_WHAT THE TASK REQUIRES_: Go through the entries below and count the lines where "icon" occurs. Give nothing but that number.

====================

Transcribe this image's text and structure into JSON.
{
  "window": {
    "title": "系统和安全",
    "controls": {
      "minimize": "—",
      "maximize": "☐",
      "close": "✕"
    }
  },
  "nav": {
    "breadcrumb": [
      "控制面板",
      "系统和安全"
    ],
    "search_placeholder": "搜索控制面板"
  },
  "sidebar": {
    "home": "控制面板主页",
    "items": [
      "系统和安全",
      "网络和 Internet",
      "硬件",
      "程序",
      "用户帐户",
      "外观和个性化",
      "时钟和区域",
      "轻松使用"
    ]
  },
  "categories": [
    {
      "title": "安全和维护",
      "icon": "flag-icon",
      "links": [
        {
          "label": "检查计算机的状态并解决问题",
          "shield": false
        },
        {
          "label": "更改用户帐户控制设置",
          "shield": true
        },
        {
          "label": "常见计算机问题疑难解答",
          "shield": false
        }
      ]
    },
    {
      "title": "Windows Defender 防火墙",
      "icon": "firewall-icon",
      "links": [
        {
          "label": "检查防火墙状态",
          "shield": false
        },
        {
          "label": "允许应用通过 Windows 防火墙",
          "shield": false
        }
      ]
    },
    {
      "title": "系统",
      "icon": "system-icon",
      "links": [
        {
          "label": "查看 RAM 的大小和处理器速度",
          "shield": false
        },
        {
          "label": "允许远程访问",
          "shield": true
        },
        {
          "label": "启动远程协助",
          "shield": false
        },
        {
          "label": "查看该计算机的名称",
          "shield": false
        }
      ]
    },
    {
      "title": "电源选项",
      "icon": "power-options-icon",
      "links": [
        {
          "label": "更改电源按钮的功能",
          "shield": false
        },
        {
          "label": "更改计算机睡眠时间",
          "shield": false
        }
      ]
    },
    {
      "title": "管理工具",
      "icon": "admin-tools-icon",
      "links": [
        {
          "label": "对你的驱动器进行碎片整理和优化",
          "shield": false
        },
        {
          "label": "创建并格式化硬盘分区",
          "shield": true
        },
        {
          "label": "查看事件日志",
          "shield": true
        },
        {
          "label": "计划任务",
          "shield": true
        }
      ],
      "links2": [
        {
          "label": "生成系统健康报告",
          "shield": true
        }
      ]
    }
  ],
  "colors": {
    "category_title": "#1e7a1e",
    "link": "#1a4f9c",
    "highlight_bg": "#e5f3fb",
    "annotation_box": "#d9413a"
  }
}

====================

_RESPONSE AREA_: 5